| Records provided |
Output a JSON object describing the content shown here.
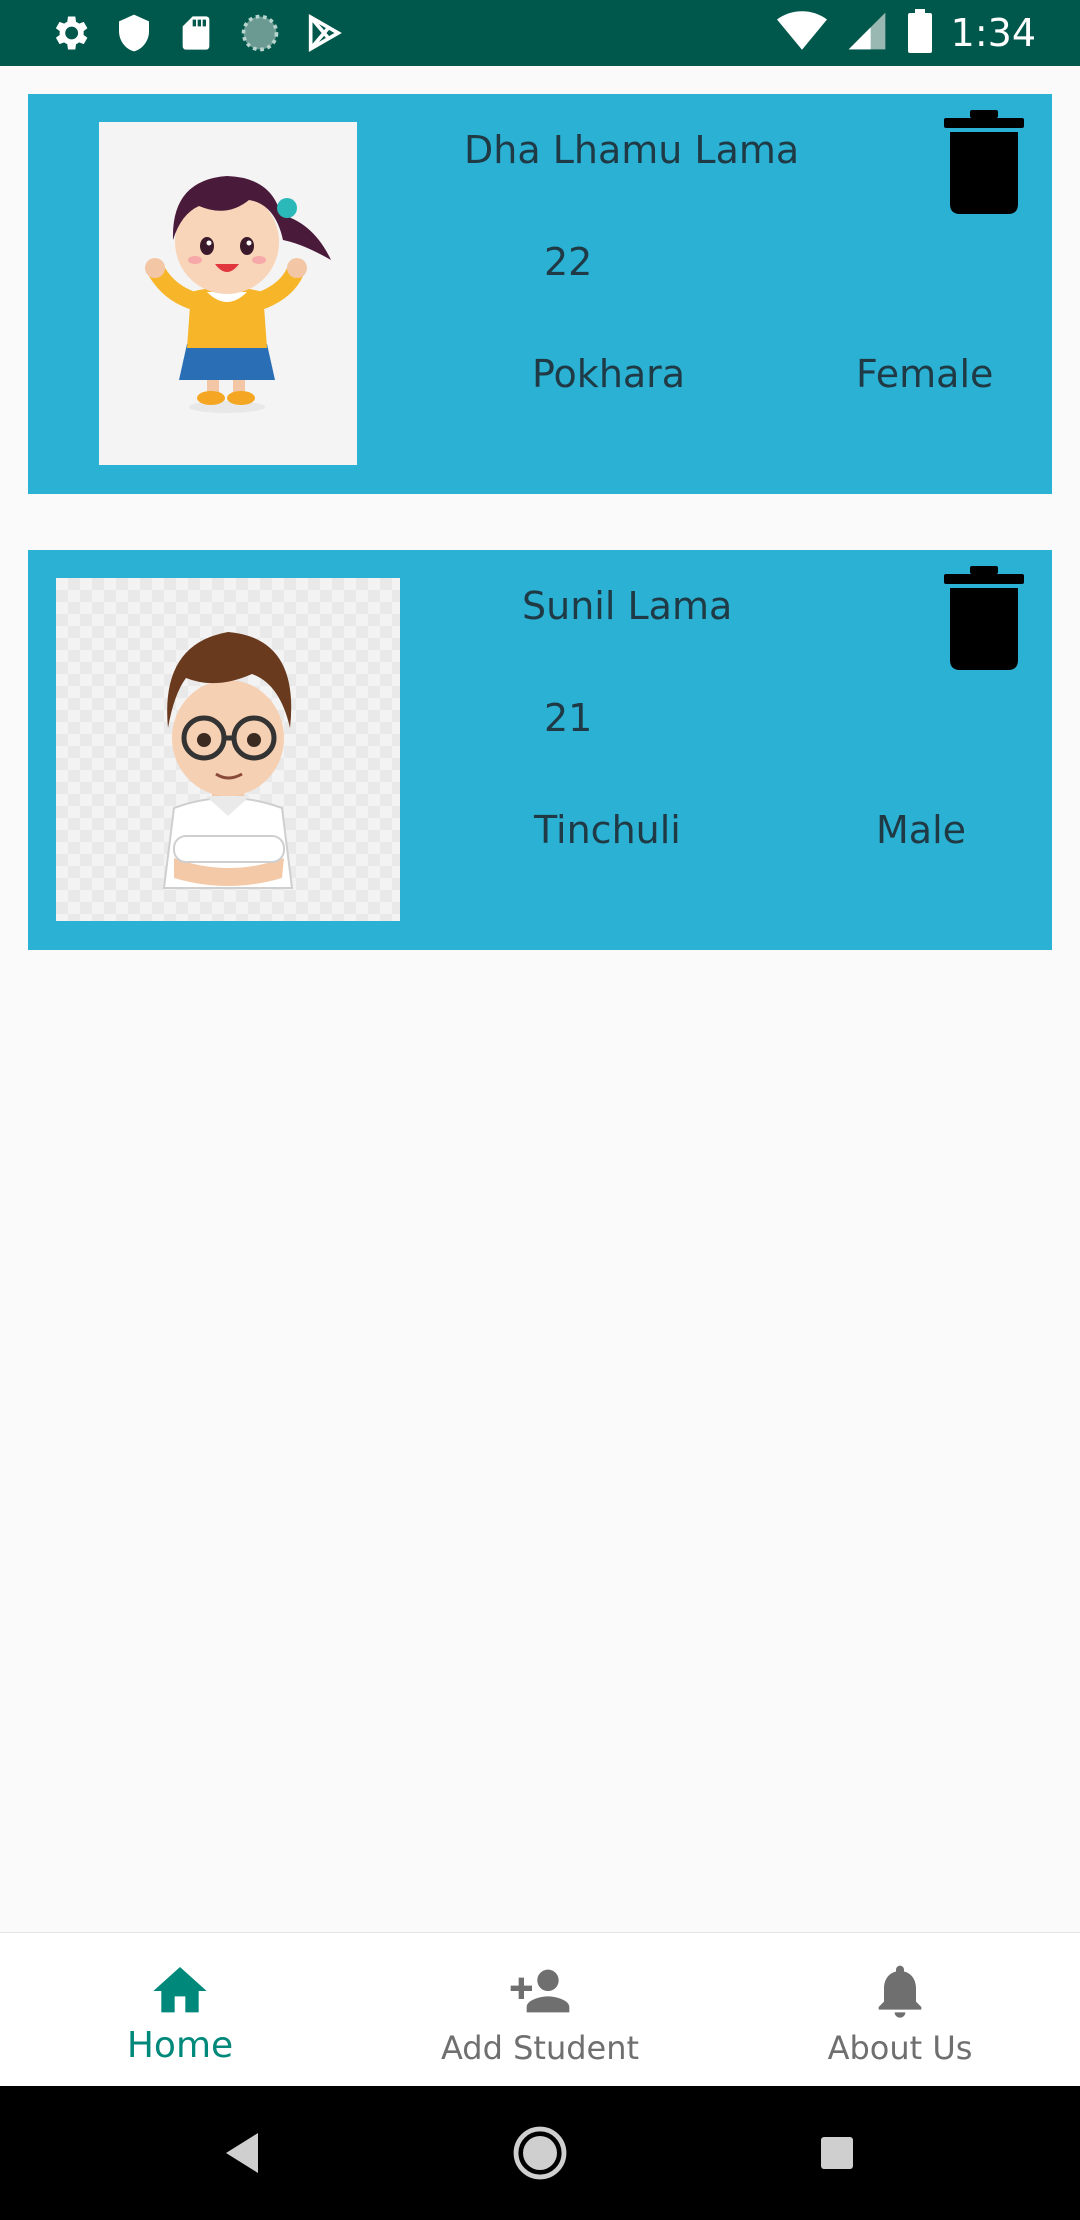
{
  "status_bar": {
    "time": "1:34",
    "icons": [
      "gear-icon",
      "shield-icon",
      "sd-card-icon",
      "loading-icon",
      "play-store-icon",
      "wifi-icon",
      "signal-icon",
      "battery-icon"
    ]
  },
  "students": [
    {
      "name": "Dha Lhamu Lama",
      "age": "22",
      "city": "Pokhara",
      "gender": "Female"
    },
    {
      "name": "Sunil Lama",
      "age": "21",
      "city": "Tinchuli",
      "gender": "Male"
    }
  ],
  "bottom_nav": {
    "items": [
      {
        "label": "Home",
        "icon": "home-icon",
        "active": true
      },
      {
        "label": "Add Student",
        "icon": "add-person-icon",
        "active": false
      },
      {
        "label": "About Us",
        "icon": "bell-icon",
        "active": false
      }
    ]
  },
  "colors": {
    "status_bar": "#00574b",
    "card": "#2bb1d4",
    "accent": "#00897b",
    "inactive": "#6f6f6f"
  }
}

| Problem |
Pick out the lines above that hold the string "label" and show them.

| Problem solution |
        "label": "Home",
        "label": "Add Student",
        "label": "About Us",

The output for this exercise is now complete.